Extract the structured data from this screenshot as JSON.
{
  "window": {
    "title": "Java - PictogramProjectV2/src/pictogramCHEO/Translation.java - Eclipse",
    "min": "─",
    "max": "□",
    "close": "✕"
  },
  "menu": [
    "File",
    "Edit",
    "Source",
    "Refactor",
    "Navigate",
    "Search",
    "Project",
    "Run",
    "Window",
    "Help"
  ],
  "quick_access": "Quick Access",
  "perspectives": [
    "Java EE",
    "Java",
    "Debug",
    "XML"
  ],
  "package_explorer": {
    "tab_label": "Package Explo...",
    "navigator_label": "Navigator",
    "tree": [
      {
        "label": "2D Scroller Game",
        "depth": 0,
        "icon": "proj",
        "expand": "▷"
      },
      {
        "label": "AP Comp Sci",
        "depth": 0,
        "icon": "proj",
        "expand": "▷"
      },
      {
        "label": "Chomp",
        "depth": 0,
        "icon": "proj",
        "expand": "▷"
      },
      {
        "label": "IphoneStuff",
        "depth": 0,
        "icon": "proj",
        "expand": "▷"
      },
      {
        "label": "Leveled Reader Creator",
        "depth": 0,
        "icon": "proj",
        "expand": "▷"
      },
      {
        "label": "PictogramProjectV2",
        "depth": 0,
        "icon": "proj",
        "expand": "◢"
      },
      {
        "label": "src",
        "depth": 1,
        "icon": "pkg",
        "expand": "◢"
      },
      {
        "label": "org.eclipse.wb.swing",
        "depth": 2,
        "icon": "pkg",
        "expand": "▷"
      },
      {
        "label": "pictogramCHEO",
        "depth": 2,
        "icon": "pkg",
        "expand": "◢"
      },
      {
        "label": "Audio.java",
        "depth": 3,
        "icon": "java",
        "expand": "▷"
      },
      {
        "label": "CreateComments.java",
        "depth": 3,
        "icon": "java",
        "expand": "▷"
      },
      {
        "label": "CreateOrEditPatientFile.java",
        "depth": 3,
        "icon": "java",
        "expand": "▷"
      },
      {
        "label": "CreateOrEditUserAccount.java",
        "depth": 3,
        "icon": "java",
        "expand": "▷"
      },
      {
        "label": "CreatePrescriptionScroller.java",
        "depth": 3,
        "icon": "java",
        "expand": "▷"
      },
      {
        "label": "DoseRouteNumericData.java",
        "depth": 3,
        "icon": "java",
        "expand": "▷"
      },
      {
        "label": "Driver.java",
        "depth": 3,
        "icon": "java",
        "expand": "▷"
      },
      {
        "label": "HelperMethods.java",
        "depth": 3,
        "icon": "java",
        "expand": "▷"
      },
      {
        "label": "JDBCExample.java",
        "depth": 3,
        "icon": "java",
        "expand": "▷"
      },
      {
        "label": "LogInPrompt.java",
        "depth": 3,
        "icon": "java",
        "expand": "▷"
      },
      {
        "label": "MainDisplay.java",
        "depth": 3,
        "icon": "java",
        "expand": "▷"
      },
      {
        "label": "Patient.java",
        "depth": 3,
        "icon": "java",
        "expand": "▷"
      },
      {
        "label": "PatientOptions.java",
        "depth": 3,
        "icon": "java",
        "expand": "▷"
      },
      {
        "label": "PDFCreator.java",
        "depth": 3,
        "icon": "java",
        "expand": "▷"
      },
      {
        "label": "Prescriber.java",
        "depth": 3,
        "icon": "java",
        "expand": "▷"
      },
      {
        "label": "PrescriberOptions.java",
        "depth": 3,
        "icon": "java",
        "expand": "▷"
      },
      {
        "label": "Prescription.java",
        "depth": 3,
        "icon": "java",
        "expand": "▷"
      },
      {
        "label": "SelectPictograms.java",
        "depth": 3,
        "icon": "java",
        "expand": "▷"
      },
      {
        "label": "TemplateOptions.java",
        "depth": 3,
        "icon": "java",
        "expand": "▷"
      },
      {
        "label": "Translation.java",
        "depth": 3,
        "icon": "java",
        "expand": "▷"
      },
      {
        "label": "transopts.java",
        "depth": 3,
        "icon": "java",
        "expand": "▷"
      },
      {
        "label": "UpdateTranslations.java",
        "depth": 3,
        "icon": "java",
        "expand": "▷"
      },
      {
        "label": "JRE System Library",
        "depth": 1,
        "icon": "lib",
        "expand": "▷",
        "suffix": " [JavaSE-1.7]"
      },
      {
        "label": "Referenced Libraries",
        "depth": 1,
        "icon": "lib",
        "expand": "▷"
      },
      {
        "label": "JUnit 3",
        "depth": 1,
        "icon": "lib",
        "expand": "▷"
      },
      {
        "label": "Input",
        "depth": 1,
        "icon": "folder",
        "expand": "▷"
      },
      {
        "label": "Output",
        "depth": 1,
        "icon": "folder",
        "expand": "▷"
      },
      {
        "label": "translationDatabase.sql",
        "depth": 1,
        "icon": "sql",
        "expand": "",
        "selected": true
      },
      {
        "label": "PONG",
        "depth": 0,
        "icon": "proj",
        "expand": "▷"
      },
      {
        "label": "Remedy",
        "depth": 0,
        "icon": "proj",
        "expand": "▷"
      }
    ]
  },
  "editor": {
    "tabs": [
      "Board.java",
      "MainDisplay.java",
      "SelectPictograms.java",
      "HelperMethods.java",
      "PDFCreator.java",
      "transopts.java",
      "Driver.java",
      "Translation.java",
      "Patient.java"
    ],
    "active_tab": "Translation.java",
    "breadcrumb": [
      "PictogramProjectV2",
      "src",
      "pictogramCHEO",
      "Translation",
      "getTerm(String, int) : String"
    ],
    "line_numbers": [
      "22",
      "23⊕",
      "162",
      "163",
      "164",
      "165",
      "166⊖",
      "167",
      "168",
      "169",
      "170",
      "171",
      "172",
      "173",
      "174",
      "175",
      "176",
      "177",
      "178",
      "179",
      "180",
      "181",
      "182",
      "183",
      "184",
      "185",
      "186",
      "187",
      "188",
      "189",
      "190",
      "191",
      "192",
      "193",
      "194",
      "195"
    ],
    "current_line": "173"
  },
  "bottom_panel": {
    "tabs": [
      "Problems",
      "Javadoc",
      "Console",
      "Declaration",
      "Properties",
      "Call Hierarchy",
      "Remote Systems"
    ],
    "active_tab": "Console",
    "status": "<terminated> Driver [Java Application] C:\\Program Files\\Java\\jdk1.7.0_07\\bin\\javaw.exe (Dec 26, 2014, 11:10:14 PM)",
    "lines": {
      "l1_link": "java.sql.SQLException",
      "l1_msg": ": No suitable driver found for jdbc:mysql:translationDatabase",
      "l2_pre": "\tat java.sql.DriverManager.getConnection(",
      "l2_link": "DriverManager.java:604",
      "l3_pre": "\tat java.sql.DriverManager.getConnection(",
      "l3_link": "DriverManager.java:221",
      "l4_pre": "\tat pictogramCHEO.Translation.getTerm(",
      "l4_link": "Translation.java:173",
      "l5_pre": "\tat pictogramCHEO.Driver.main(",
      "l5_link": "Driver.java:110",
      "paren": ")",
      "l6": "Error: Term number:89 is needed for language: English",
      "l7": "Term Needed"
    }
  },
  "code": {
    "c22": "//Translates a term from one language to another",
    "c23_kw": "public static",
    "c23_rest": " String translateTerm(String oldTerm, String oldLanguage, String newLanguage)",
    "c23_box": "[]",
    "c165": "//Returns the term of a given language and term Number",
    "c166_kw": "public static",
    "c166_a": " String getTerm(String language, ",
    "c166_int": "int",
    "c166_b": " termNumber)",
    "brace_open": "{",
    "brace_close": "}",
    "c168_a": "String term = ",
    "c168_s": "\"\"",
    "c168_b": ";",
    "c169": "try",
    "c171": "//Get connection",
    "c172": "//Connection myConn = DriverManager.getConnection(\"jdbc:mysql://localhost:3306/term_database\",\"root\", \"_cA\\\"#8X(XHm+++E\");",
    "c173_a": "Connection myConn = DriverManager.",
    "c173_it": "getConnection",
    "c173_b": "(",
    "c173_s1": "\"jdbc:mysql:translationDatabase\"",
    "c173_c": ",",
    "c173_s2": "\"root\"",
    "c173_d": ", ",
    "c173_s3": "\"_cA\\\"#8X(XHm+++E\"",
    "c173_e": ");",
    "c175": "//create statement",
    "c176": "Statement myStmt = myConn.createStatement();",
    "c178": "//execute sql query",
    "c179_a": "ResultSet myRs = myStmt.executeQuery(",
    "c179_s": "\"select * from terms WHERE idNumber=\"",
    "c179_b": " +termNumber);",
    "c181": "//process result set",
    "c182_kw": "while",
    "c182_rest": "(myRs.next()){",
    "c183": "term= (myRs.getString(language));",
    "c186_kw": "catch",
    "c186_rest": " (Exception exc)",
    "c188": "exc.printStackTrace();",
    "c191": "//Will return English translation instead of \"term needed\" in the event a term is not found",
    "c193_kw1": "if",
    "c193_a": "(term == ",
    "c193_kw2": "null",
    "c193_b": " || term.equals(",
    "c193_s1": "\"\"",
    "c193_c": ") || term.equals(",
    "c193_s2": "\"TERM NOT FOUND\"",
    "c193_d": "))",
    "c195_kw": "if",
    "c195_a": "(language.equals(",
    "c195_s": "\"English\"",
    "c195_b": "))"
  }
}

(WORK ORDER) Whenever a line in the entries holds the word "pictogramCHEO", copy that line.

(TASK ANSWER)
    "title": "Java - PictogramProjectV2/src/pictogramCHEO/Translation.java - Eclipse",
        "label": "pictogramCHEO",
      "pictogramCHEO",
      "l4_pre": "\tat pictogramCHEO.Translation.getTerm(",
      "l5_pre": "\tat pictogramCHEO.Driver.main(",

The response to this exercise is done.